This year’s celebrations are being held in Mugumu town, in Serengeti District, Tanzania. This gathering brings together stakeholders and development partners from diverse disciplines, backgrounds and regions, fostering collaboration and dialogue on sustainable solutions.


Being a water body that isn’t confined to a geographical or political boundary, events like the Mara Day commemoration play an indispensable role in raising awareness among water users across the two countries about the importance of shared water resources, the urgent need for conservation efforts and how best to advance transboundary water sharing arrangements.


To enhance harmony and promote the sustainable management of this critical natural resource, conservationists advocate for the principle of "sic utere tuo," which essentially encourages users in the upper catchment of the river to utilize the river reasonably and responsibly, bearing in mind that they share this vital resource with downstream users.
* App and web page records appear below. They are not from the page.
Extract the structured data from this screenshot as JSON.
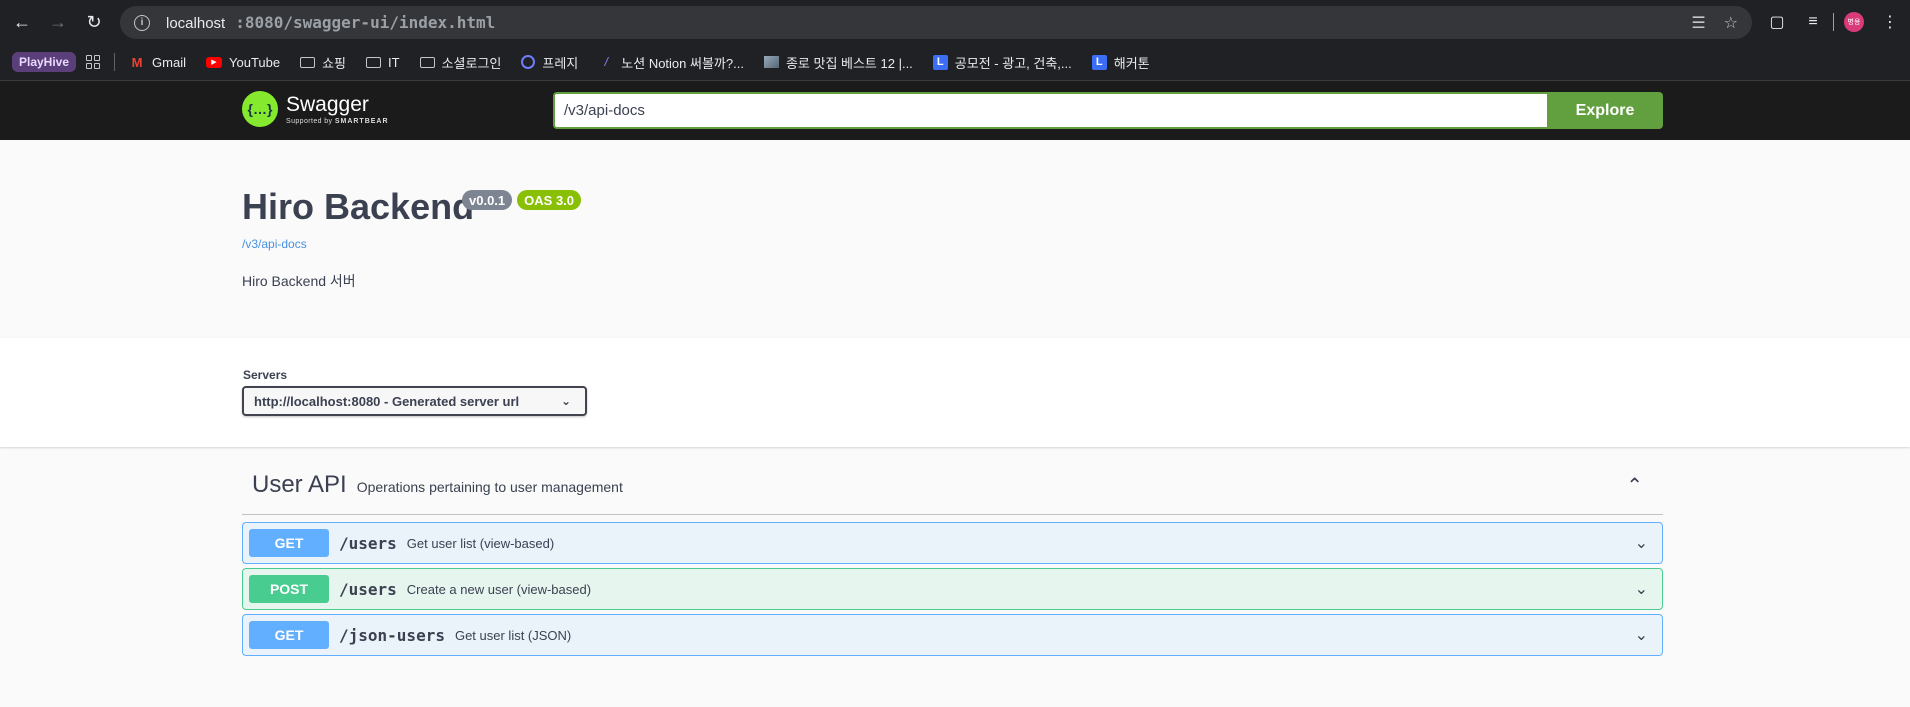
{
  "browser": {
    "url_host": "localhost",
    "url_path": ":8080/swagger-ui/index.html",
    "avatar_text": "병용"
  },
  "bookmarks": [
    {
      "label": "PlayHive",
      "icon": "playhive-badge"
    },
    {
      "label": "Gmail",
      "icon": "gmail-icon"
    },
    {
      "label": "YouTube",
      "icon": "youtube-icon"
    },
    {
      "label": "쇼핑",
      "icon": "folder-icon"
    },
    {
      "label": "IT",
      "icon": "folder-icon"
    },
    {
      "label": "소셜로그인",
      "icon": "folder-icon"
    },
    {
      "label": "프레지",
      "icon": "prezi-icon"
    },
    {
      "label": "노션 Notion 써볼까?...",
      "icon": "notion-icon"
    },
    {
      "label": "종로 맛집 베스트 12 |...",
      "icon": "image-icon"
    },
    {
      "label": "공모전 - 광고, 건축,...",
      "icon": "l-icon"
    },
    {
      "label": "해커톤",
      "icon": "l-icon"
    }
  ],
  "topbar": {
    "logo_text": "Swagger",
    "logo_sub": "Supported by",
    "logo_brand": "SMARTBEAR",
    "spec_url": "/v3/api-docs",
    "explore_label": "Explore"
  },
  "info": {
    "title": "Hiro Backend",
    "version": "v0.0.1",
    "oas": "OAS 3.0",
    "spec_link": "/v3/api-docs",
    "description": "Hiro Backend 서버"
  },
  "servers": {
    "label": "Servers",
    "selected": "http://localhost:8080 - Generated server url"
  },
  "tag": {
    "name": "User API",
    "description": "Operations pertaining to user management"
  },
  "operations": [
    {
      "method": "GET",
      "path": "/users",
      "summary": "Get user list (view-based)"
    },
    {
      "method": "POST",
      "path": "/users",
      "summary": "Create a new user (view-based)"
    },
    {
      "method": "GET",
      "path": "/json-users",
      "summary": "Get user list (JSON)"
    }
  ],
  "colors": {
    "get": "#61affe",
    "post": "#49cc90",
    "explore": "#62a03f",
    "oas_badge": "#89bf04"
  }
}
This principle underscores the importance of responsible and sustainable use of our natural resources to ensure their availability for future generations.


Applying this principle to the Mara River and similar shared water resources would imply that those utilizing the river in its upper reaches must do so in a manner that does not harm or deplete this precious water source. It acknowledges that downstream communities and ecosystems are equally dependent on its sustenance - and that they are dependent on more than just the flow of water in the Mara but also the natural flow of sediments and nutrients, and the incredibly rich biodiversity within it.


In a significant departure from its tradition, this year’s Mara Day has gone beyond awareness creation, exhibitions, tree planting and social interactions to also host a scientific conference. This innovative addition brings together regional think tanks to help us develop comprehensive insights and potential new approaches that Kenya and Tanzania can consider to ensure sufficient future flows of water along the Mara  River while enabling sustainable social and economic development.


The Mara River serves as a lifeline for communities and ecosystems along its course, and it is imperative that we take collective action to protect it. Mismanagement or overuse of water resources can lead to conflicts and inflict severe harm on both the environment and human well-being. The adoption of the Freshwater Challenge as a Water Outcome at COP28 is a laudable step toward ensuring the long-term sustainability of these vital ecosystems - and tackling the climate crisis.


As noted many times during Africa Climate Week, “the climate crisis is a water crisis”.  Healthy rivers, lakes and wetlands are central to helping us adapt to the impacts of climate change - from floods to droughts and changing rainfall patterns. Today, let’s commit to investing in a healthy Mara River - for the benefit of people and nature across this region. 



Dr William Oweke Ojwang, PhD, Freshwater Focal Lead at WWF-Kenya.

© © Martin Harvey / WWF
Aerial view of wildebeest trapped by high cliffs while crossing the Mara River. Every year thousands of wildebeest die while crossing the river due to strong currents or crossing at unfavourable crossing sights. Masai Mara National Reserve. Kenya.